I found this really helpful! Thanks for Don Massenzio for passing it along.
Source: 12 book marketing buzzwords you need to know via Sandra Beckwith #h2e
Is Amazon’s third-party-seller system robbing authors?
Today’s New York Times reports on the change in Amazon’s book-selling practices that allows third-party sellers to sell as “new” books they’ve acquired from remainder stocks or book reviewers as well as other sources. Authors won’t receive royalties on these sales, just as they would not from sales in used-book stores.
I’m posting this because I saw this issue flair up only briefly in a couple of the blogs I follow, and I thought it might be of interest to more writers.
The comments (at this writing there weren’t very many) challenge some of the assumptions and premises in the article. A recurring theme seemed to be that the publishing industry could do a better job of rewarding authors out front so that they were paid for their work regardless. Another is that as publishers buy into the print-on-demand trend, this form of supposed piracy will diminish.
There’s no discussion in the article of indie publishing. The focus is on hard-cover “new” books that would ordinarily provide royalties to the writers.
What about it? Is this a non-issue for you? Is it an issue only for writers aspiring to be traditionally published? I found myself wanting to comment that this article and Amazon’s policy is an argument for becoming one’s own publisher, in wh
ich case no book leaves “the store” unless the author has been paid for it. What do you think?

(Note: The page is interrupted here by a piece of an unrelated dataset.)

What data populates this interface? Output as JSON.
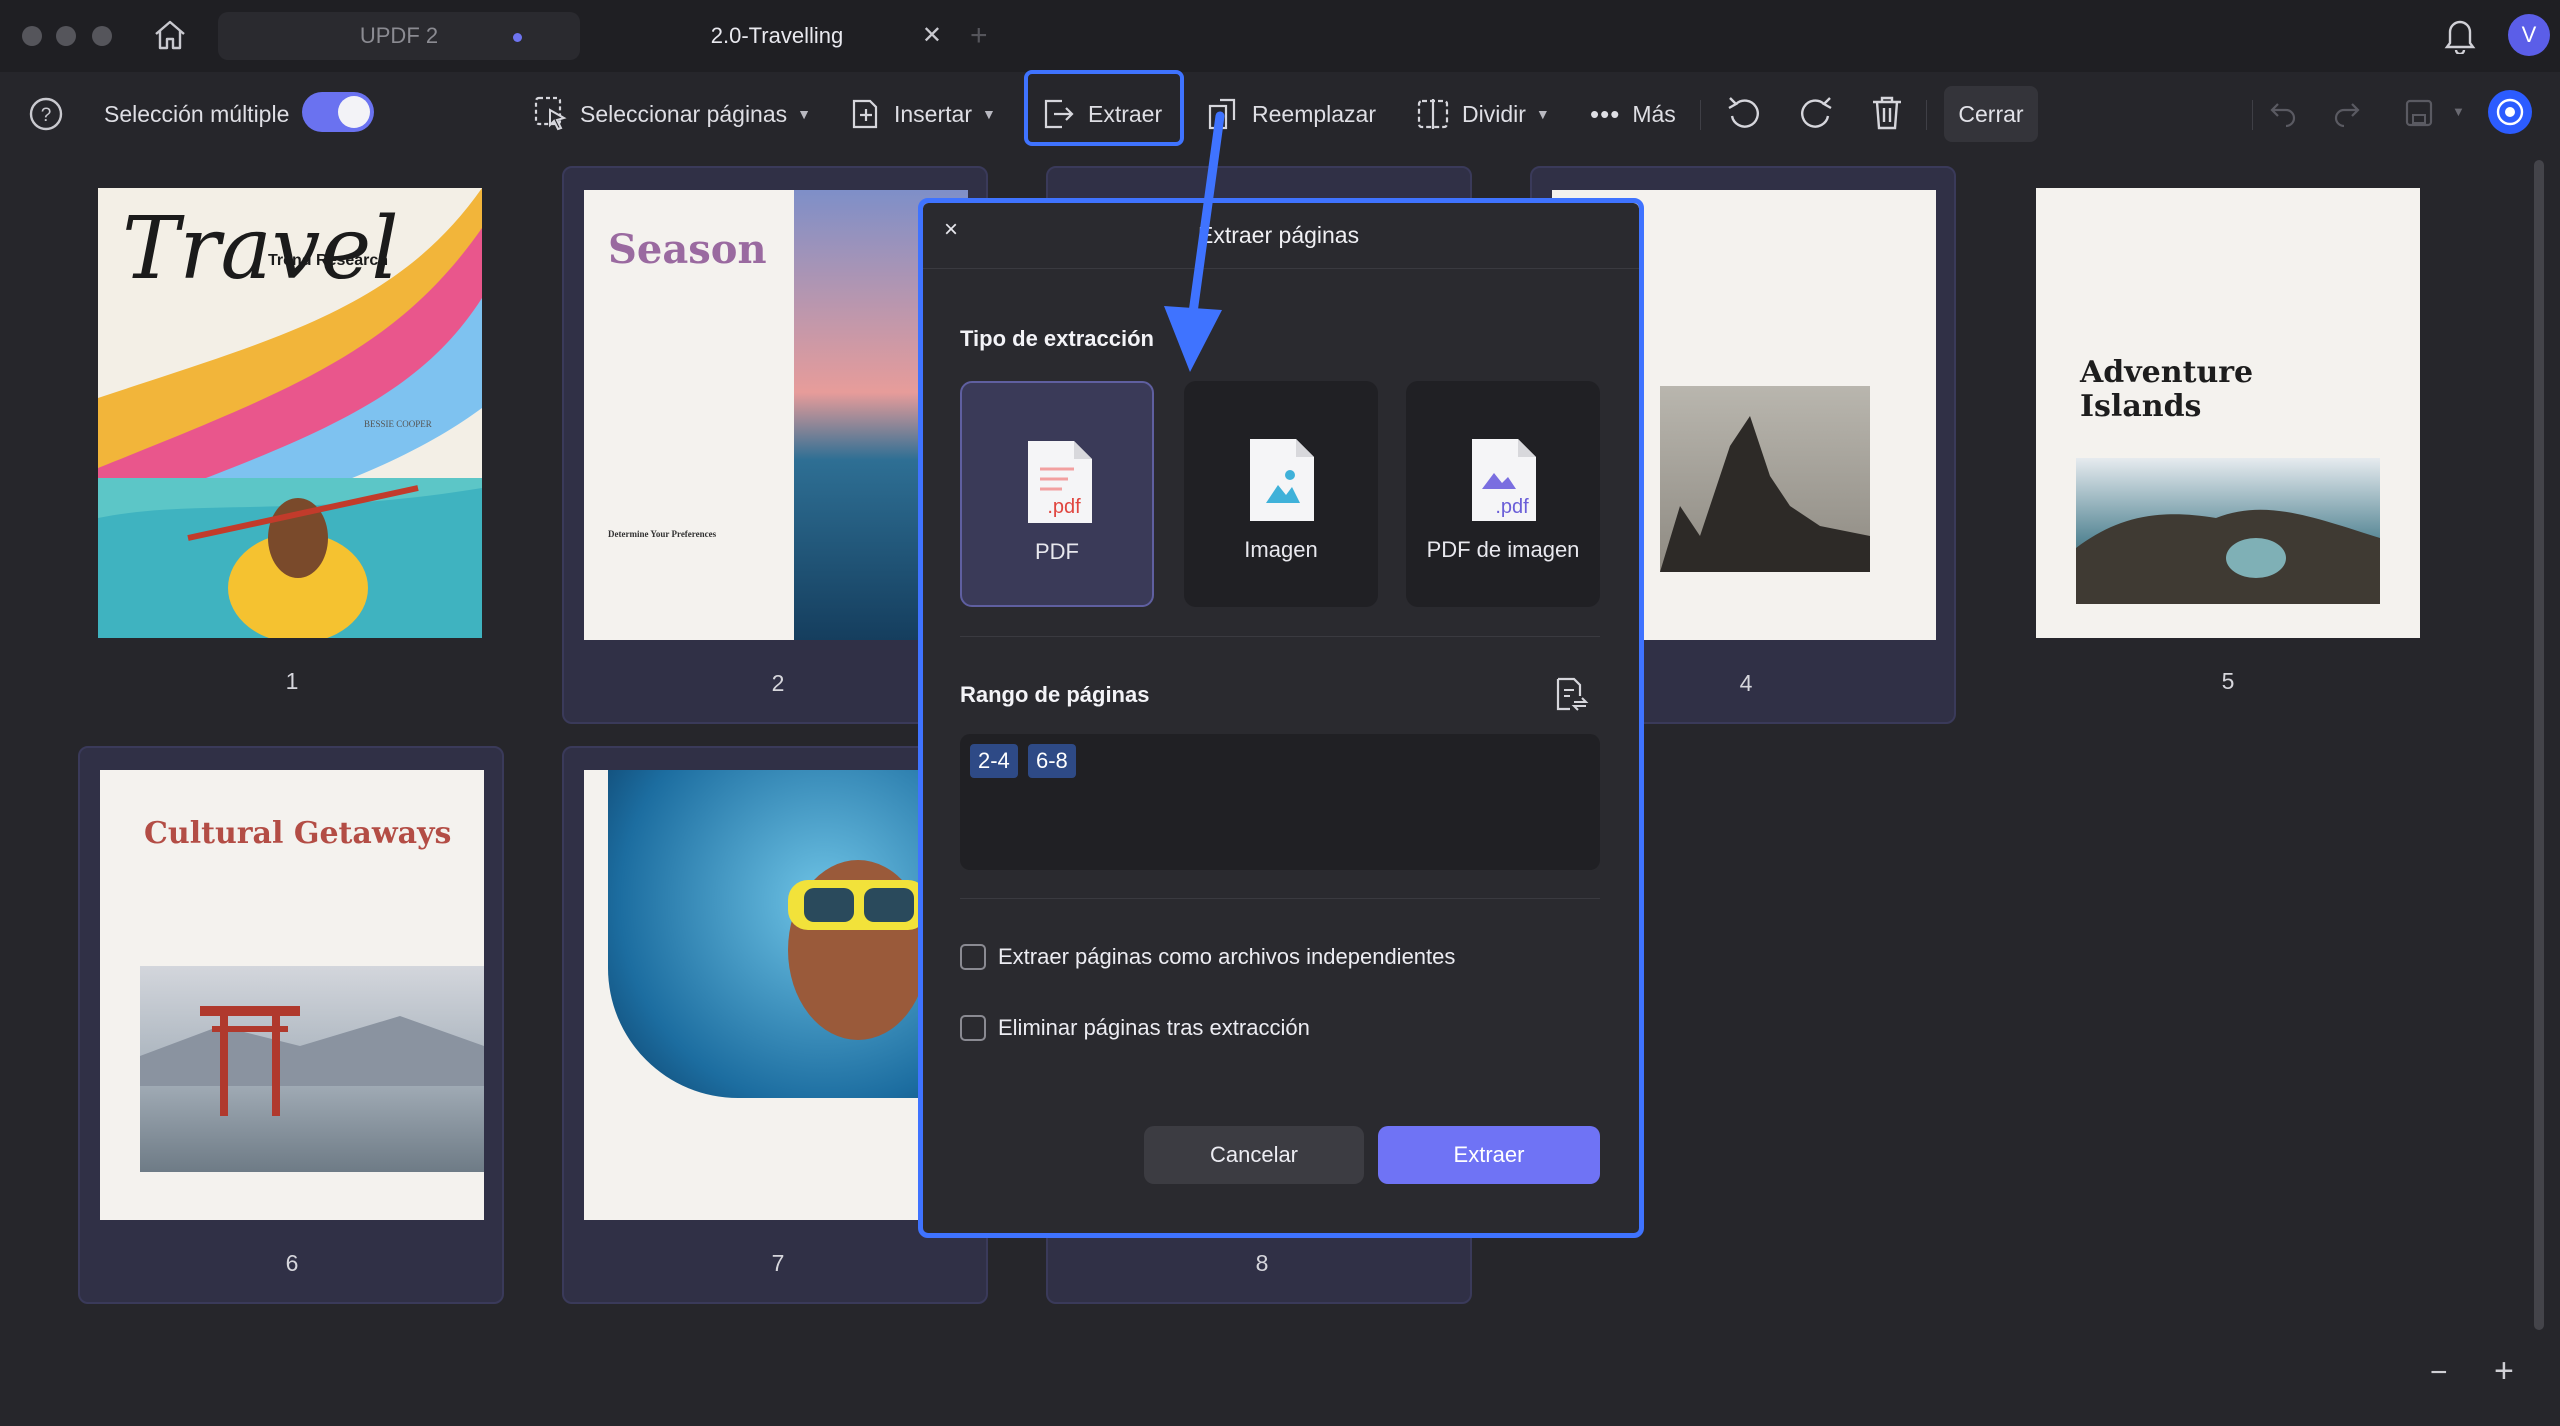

Filed under Amazon pricing policy, business of writing, indie publishing, Marketing books, Money!, novels, Print on Demand, Publishing, publishing contracts, Self-publishing, Writing